Activity:
Determine how many lines in the entries below contain the word "photo". The reply is that number alone.

Extracted material:

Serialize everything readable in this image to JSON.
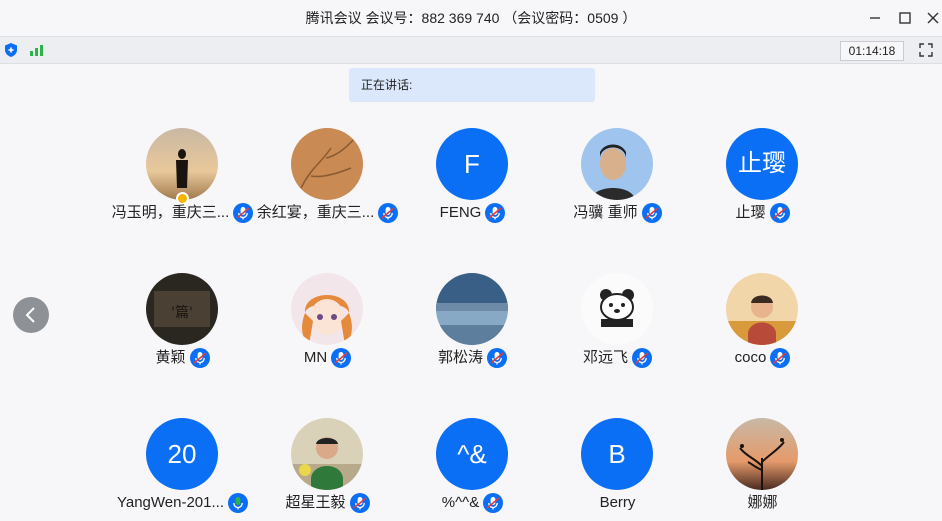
{
  "window": {
    "title": "腾讯会议 会议号：882 369 740 （会议密码：0509 ）"
  },
  "toolbar": {
    "timer": "01:14:18",
    "icons": [
      "shield-icon",
      "signal-icon",
      "fullscreen-icon"
    ]
  },
  "speaking": {
    "label": "正在讲话:"
  },
  "colors": {
    "accent": "#0b6ff5",
    "mic_active": "#2cb34a",
    "host_badge": "#f5b400"
  },
  "participants": [
    {
      "name": "冯玉明，重庆三...",
      "avatar": "photo-silhouette",
      "mic": "muted",
      "host": true
    },
    {
      "name": "余红宴，重庆三...",
      "avatar": "photo-texture",
      "mic": "muted"
    },
    {
      "name": "FENG",
      "avatar_text": "F",
      "mic": "muted"
    },
    {
      "name": "冯骥 重师",
      "avatar": "photo-person",
      "mic": "muted"
    },
    {
      "name": "止璎",
      "avatar_text": "止璎",
      "mic": "muted"
    },
    {
      "name": "黄颖",
      "avatar": "photo-calligraphy",
      "mic": "muted"
    },
    {
      "name": "MN",
      "avatar": "photo-anime",
      "mic": "muted"
    },
    {
      "name": "郭松涛",
      "avatar": "photo-lake",
      "mic": "muted"
    },
    {
      "name": "邓远飞",
      "avatar": "photo-bear",
      "mic": "muted"
    },
    {
      "name": "coco",
      "avatar": "photo-child",
      "mic": "muted"
    },
    {
      "name": "YangWen-201...",
      "avatar_text": "20",
      "mic": "active"
    },
    {
      "name": "超星王毅",
      "avatar": "photo-person-2",
      "mic": "muted"
    },
    {
      "name": "%^^&",
      "avatar_text": "^&",
      "mic": "muted"
    },
    {
      "name": "Berry",
      "avatar_text": "B",
      "mic": "none"
    },
    {
      "name": "娜娜",
      "avatar": "photo-sunset",
      "mic": "none"
    }
  ]
}
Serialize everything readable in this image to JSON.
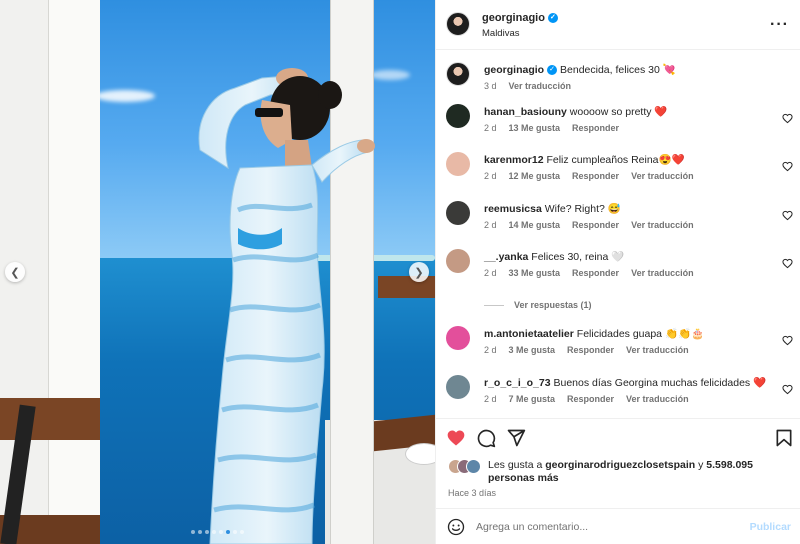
{
  "post": {
    "username": "georginagio",
    "location": "Maldivas",
    "caption": {
      "user": "georginagio",
      "text": "Bendecida, felices 30 💘",
      "time": "3 d",
      "translate": "Ver traducción"
    }
  },
  "carousel": {
    "total_slides": 8,
    "active_slide": 5
  },
  "comments": [
    {
      "user": "hanan_basiouny",
      "text": "woooow so pretty ❤️",
      "time": "2 d",
      "likes": "13 Me gusta",
      "reply": "Responder",
      "translate": ""
    },
    {
      "user": "karenmor12",
      "text": "Feliz cumpleaños Reina😍❤️",
      "time": "2 d",
      "likes": "12 Me gusta",
      "reply": "Responder",
      "translate": "Ver traducción"
    },
    {
      "user": "reemusicsa",
      "text": "Wife? Right? 😅",
      "time": "2 d",
      "likes": "14 Me gusta",
      "reply": "Responder",
      "translate": "Ver traducción"
    },
    {
      "user": "__.yanka",
      "text": "Felices 30, reina 🤍",
      "time": "2 d",
      "likes": "33 Me gusta",
      "reply": "Responder",
      "translate": "Ver traducción"
    },
    {
      "user": "m.antonietaatelier",
      "text": "Felicidades guapa 👏👏🎂",
      "time": "2 d",
      "likes": "3 Me gusta",
      "reply": "Responder",
      "translate": "Ver traducción"
    },
    {
      "user": "r_o_c_i_o_73",
      "text": "Buenos días Georgina muchas felicidades ❤️",
      "time": "2 d",
      "likes": "7 Me gusta",
      "reply": "Responder",
      "translate": "Ver traducción"
    }
  ],
  "replies_link": "Ver respuestas (1)",
  "likes": {
    "prefix": "Les gusta a",
    "user": "georginarodriguezclosetspain",
    "connector": "y",
    "count": "5.598.095",
    "suffix": "personas más"
  },
  "posted_ago": "Hace 3 días",
  "composer": {
    "placeholder": "Agrega un comentario...",
    "publish": "Publicar"
  },
  "colors": {
    "like_red": "#ed4956",
    "verified_blue": "#0095f6",
    "publish_disabled": "#b3dbff",
    "meta_gray": "#737373"
  },
  "icons": [
    "chevron-left-icon",
    "chevron-right-icon",
    "more-icon",
    "heart-icon",
    "comment-icon",
    "share-icon",
    "bookmark-icon",
    "emoji-icon",
    "verified-icon"
  ]
}
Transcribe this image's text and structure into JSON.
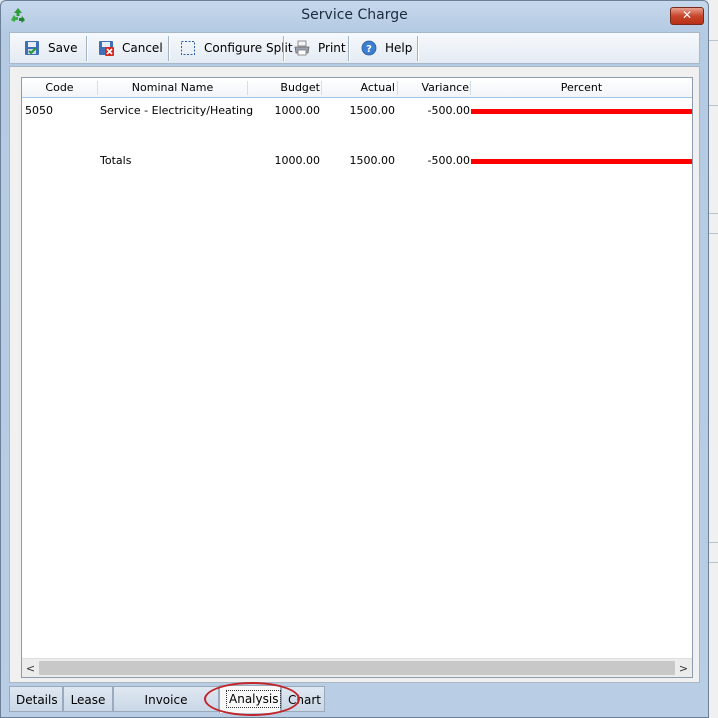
{
  "window": {
    "title": "Service Charge",
    "close_label": "✕"
  },
  "icons": {
    "app": "recycle-app-icon",
    "save": "save-icon",
    "cancel": "cancel-icon",
    "configure_split": "dashed-rectangle-icon",
    "print": "printer-icon",
    "help": "help-icon"
  },
  "toolbar": {
    "save_label": "Save",
    "cancel_label": "Cancel",
    "configure_split_label": "Configure Split",
    "print_label": "Print",
    "help_label": "Help"
  },
  "grid": {
    "columns": [
      "Code",
      "Nominal Name",
      "Budget",
      "Actual",
      "Variance",
      "Percent"
    ],
    "rows": [
      {
        "code": "5050",
        "nominal_name": "Service - Electricity/Heating",
        "budget": "1000.00",
        "actual": "1500.00",
        "variance": "-500.00",
        "percent_fill": 1.0
      }
    ],
    "totals": {
      "label": "Totals",
      "budget": "1000.00",
      "actual": "1500.00",
      "variance": "-500.00",
      "percent_fill": 1.0
    }
  },
  "scrollbar": {
    "left_arrow": "<",
    "right_arrow": ">"
  },
  "tabs": [
    {
      "label": "Details"
    },
    {
      "label": "Lease"
    },
    {
      "label": "Invoice Schedule"
    },
    {
      "label": "Analysis",
      "active": true
    },
    {
      "label": "Chart"
    }
  ],
  "colors": {
    "bar": "#ff0000",
    "highlight_ring": "#c0262a",
    "close_button": "#c7452b"
  }
}
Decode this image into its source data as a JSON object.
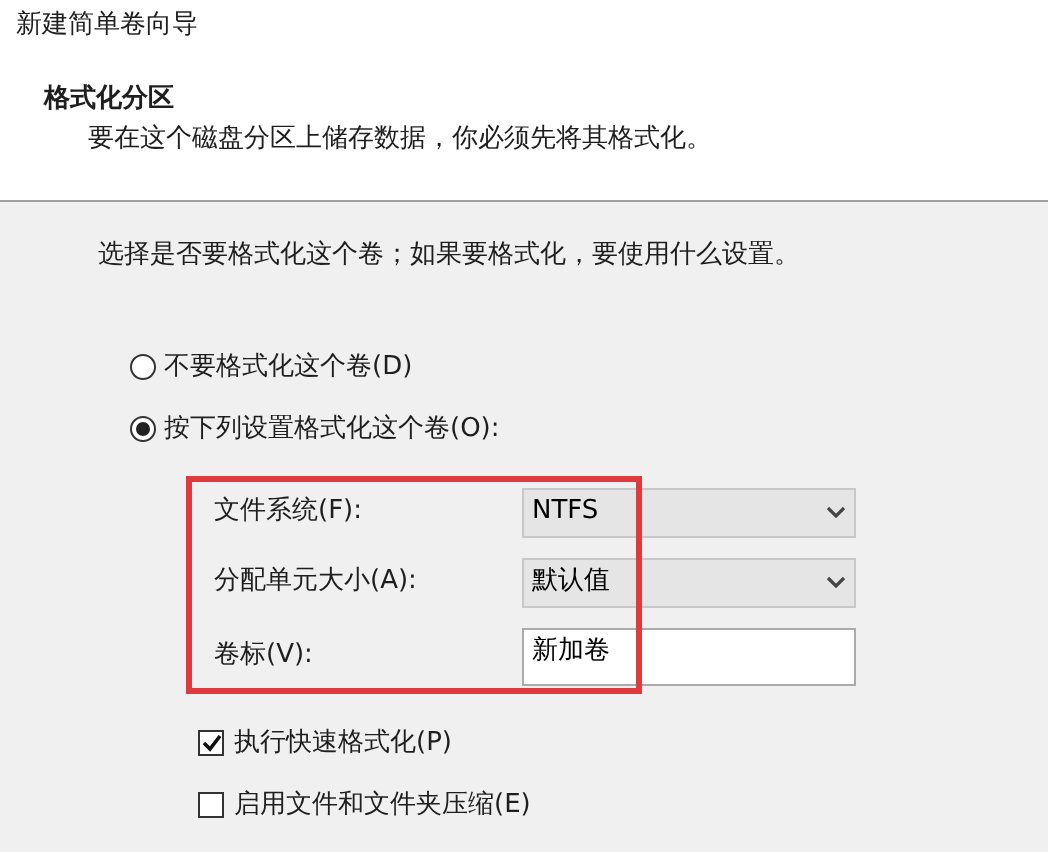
{
  "window": {
    "title": "新建简单卷向导"
  },
  "header": {
    "title": "格式化分区",
    "subtitle": "要在这个磁盘分区上储存数据，你必须先将其格式化。"
  },
  "instruction": "选择是否要格式化这个卷；如果要格式化，要使用什么设置。",
  "options": [
    {
      "label": "不要格式化这个卷(D)",
      "selected": false
    },
    {
      "label": "按下列设置格式化这个卷(O):",
      "selected": true
    }
  ],
  "fields": [
    {
      "label": "文件系统(F):",
      "kind": "select",
      "value": "NTFS"
    },
    {
      "label": "分配单元大小(A):",
      "kind": "select",
      "value": "默认值"
    },
    {
      "label": "卷标(V):",
      "kind": "text",
      "value": "新加卷"
    }
  ],
  "checkboxes": [
    {
      "label": "执行快速格式化(P)",
      "checked": true
    },
    {
      "label": "启用文件和文件夹压缩(E)",
      "checked": false
    }
  ]
}
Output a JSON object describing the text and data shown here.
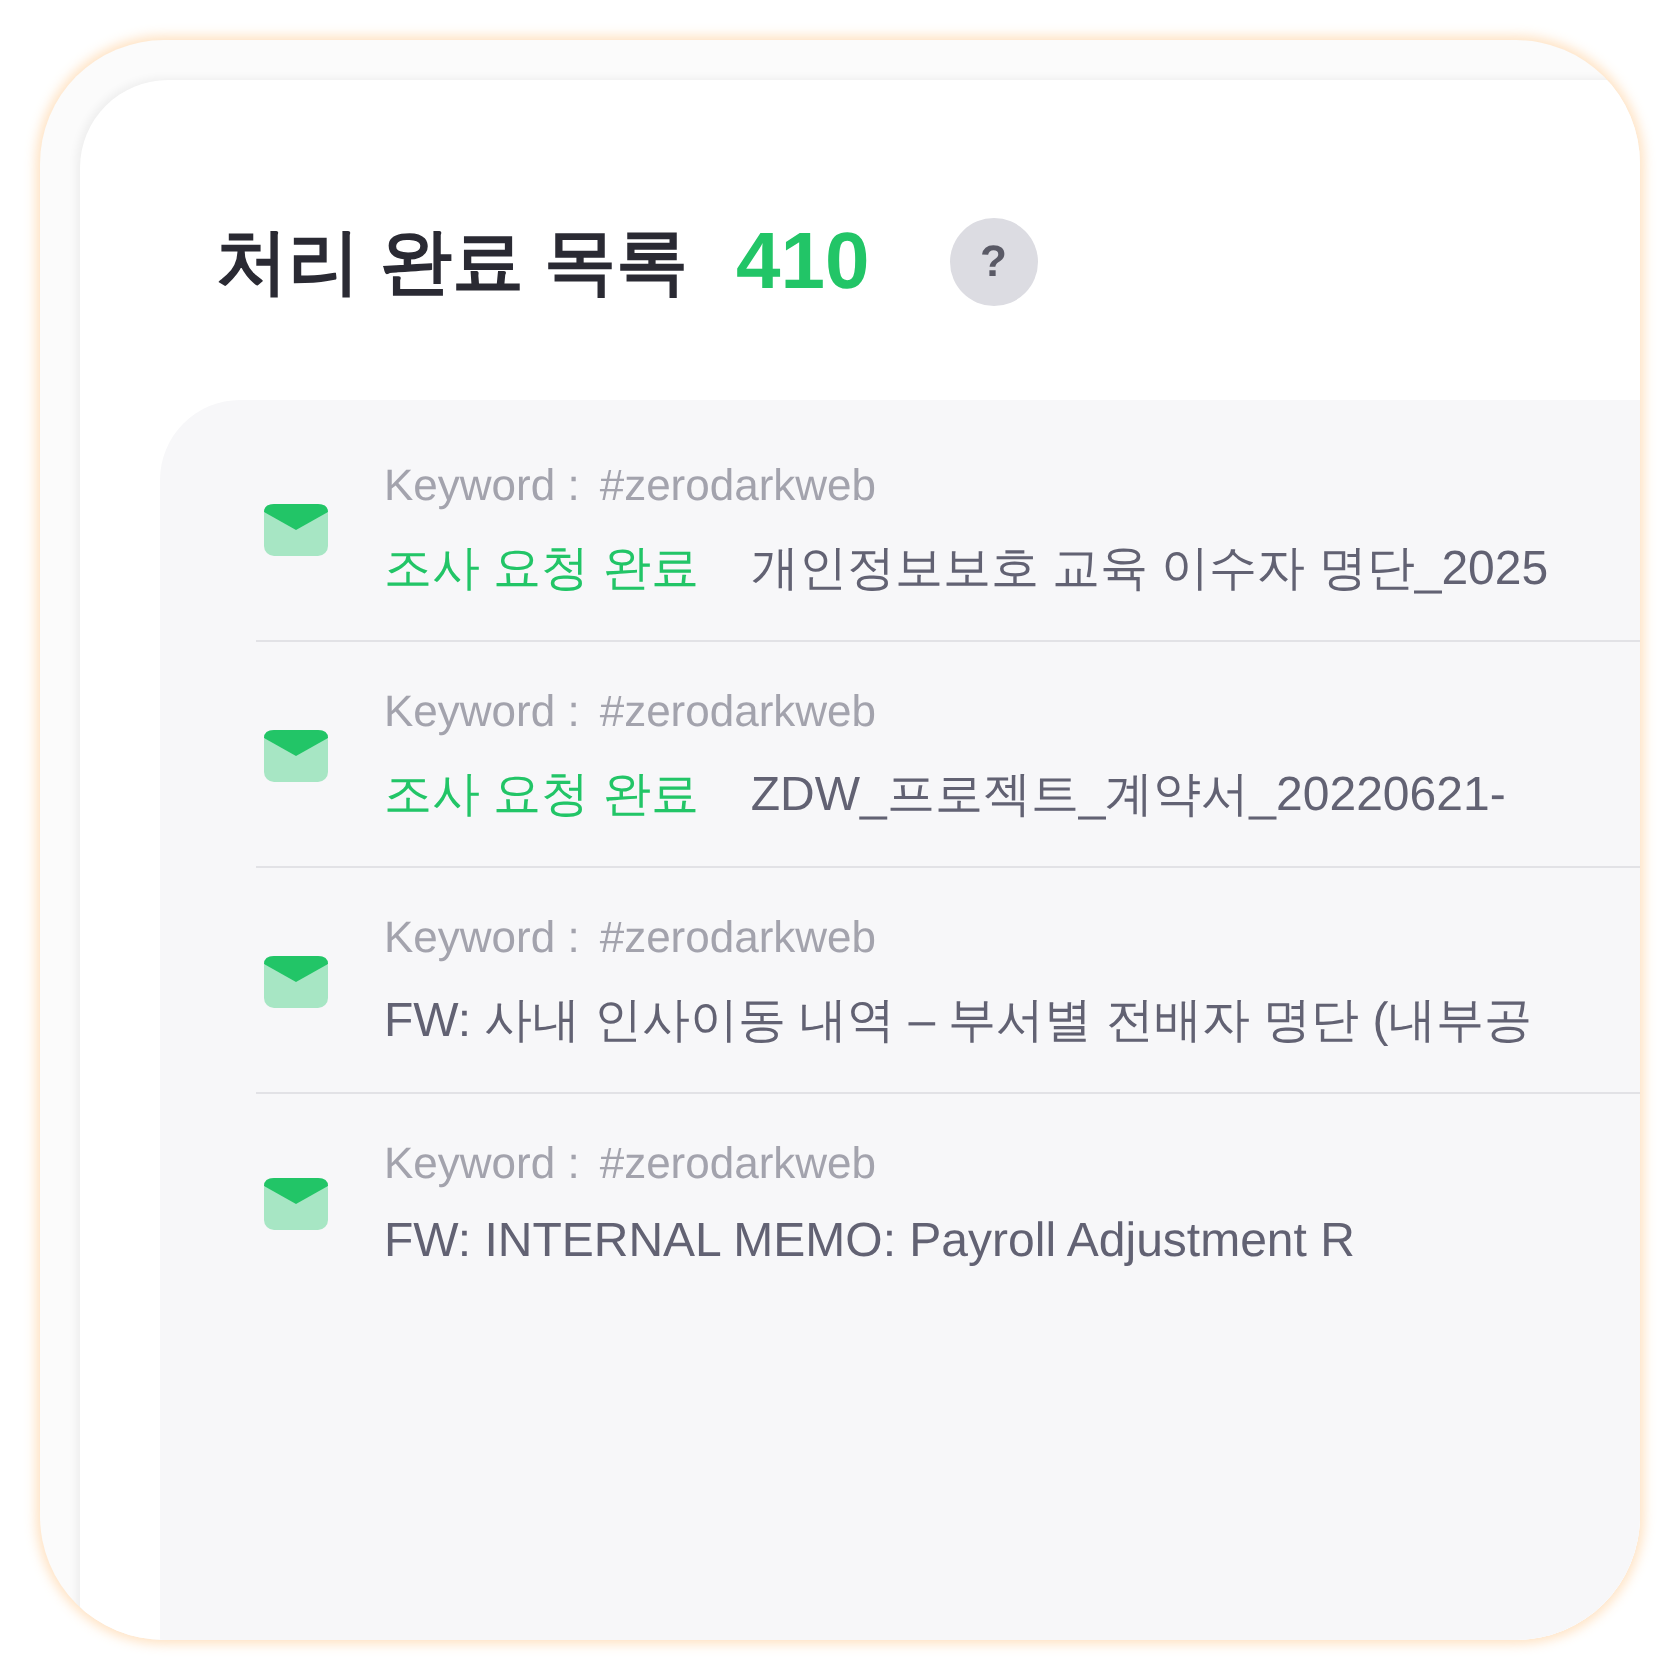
{
  "header": {
    "title": "처리 완료 목록",
    "count": "410",
    "help": "?"
  },
  "items": [
    {
      "keyword_label": "Keyword :",
      "keyword": "#zerodarkweb",
      "status": "조사 요청 완료",
      "subject": "개인정보보호 교육 이수자 명단_2025"
    },
    {
      "keyword_label": "Keyword :",
      "keyword": "#zerodarkweb",
      "status": "조사 요청 완료",
      "subject": "ZDW_프로젝트_계약서_20220621-"
    },
    {
      "keyword_label": "Keyword :",
      "keyword": "#zerodarkweb",
      "subject": "FW: 사내 인사이동 내역 – 부서별 전배자 명단 (내부공"
    },
    {
      "keyword_label": "Keyword :",
      "keyword": "#zerodarkweb",
      "subject": "FW: INTERNAL MEMO: Payroll Adjustment R"
    }
  ]
}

Response to this exercise:
10